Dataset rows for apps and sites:

• • •

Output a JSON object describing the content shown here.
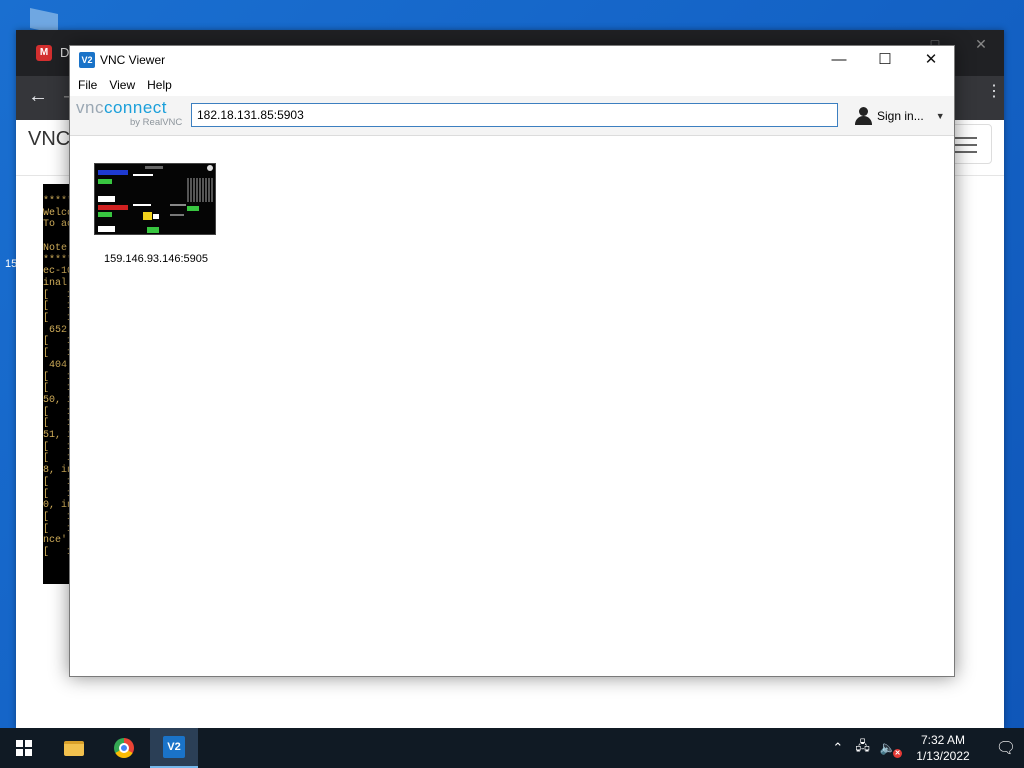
{
  "desktop": {
    "stray_label": "15"
  },
  "browser": {
    "tab_icon_letter": "M",
    "tab_text": "D",
    "page_title": "VNC",
    "terminal_lines": [
      "*****",
      "Welco",
      "To ac",
      "",
      "Note:",
      "*****",
      "ec-10",
      "inal",
      "[   1",
      "[   1",
      "[   1",
      " 652.",
      "[   1",
      "[   1",
      " 404.",
      "[   1",
      "[   1",
      "50, i",
      "[   1",
      "[   1",
      "51, i",
      "[   1",
      "[   1",
      "8, in",
      "[   1",
      "[   1",
      "0, in",
      "[   1",
      "[   1",
      "nce'",
      "[   1"
    ]
  },
  "vnc": {
    "logo_text": "V2",
    "title": "VNC Viewer",
    "menu": [
      "File",
      "View",
      "Help"
    ],
    "brand": {
      "part1": "vnc",
      "part2": "connect",
      "sub": "by RealVNC"
    },
    "address": "182.18.131.85:5903",
    "signin_label": "Sign in...",
    "connections": [
      {
        "label": "159.146.93.146:5905"
      }
    ]
  },
  "taskbar": {
    "vnc_icon": "V2",
    "clock_time": "7:32 AM",
    "clock_date": "1/13/2022"
  },
  "icons": {
    "minimize": "minimize-icon",
    "maximize": "maximize-icon",
    "close": "close-icon",
    "back": "back-arrow-icon",
    "user": "user-icon",
    "caret": "dropdown-caret-icon"
  }
}
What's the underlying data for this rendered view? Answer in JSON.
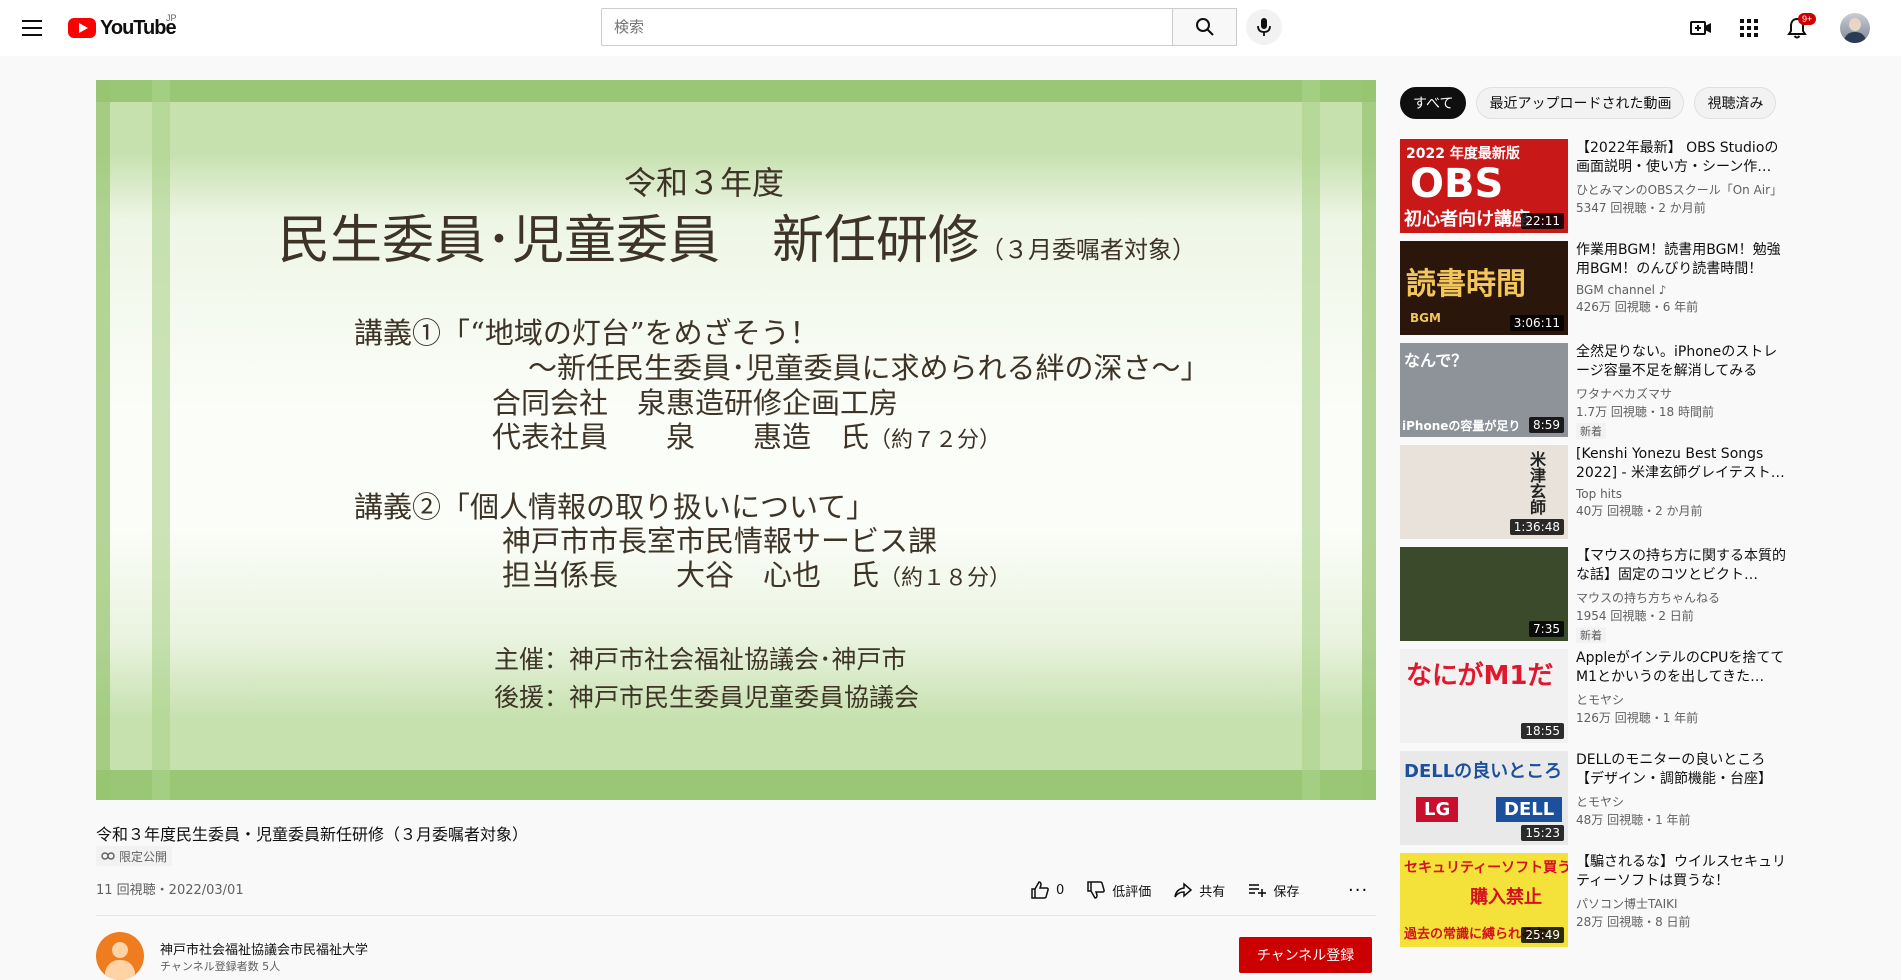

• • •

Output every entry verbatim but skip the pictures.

▶ RESPONSE AREA:
Output a JSON object describing the content shown here.
{
  "desktop": {
    "stray_label": "15"
  },
  "browser": {
    "tab_icon_letter": "M",
    "tab_text": "D",
    "page_title": "VNC",
    "terminal_lines": [
      "*****",
      "Welco",
      "To ac",
      "",
      "Note:",
      "*****",
      "ec-10",
      "inal",
      "[   1",
      "[   1",
      "[   1",
      " 652.",
      "[   1",
      "[   1",
      " 404.",
      "[   1",
      "[   1",
      "50, i",
      "[   1",
      "[   1",
      "51, i",
      "[   1",
      "[   1",
      "8, in",
      "[   1",
      "[   1",
      "0, in",
      "[   1",
      "[   1",
      "nce'",
      "[   1"
    ]
  },
  "vnc": {
    "logo_text": "V2",
    "title": "VNC Viewer",
    "menu": [
      "File",
      "View",
      "Help"
    ],
    "brand": {
      "part1": "vnc",
      "part2": "connect",
      "sub": "by RealVNC"
    },
    "address": "182.18.131.85:5903",
    "signin_label": "Sign in...",
    "connections": [
      {
        "label": "159.146.93.146:5905"
      }
    ]
  },
  "taskbar": {
    "vnc_icon": "V2",
    "clock_time": "7:32 AM",
    "clock_date": "1/13/2022"
  },
  "icons": {
    "minimize": "minimize-icon",
    "maximize": "maximize-icon",
    "close": "close-icon",
    "back": "back-arrow-icon",
    "user": "user-icon",
    "caret": "dropdown-caret-icon"
  }
}
What's the underlying data for this rendered view? Answer in JSON.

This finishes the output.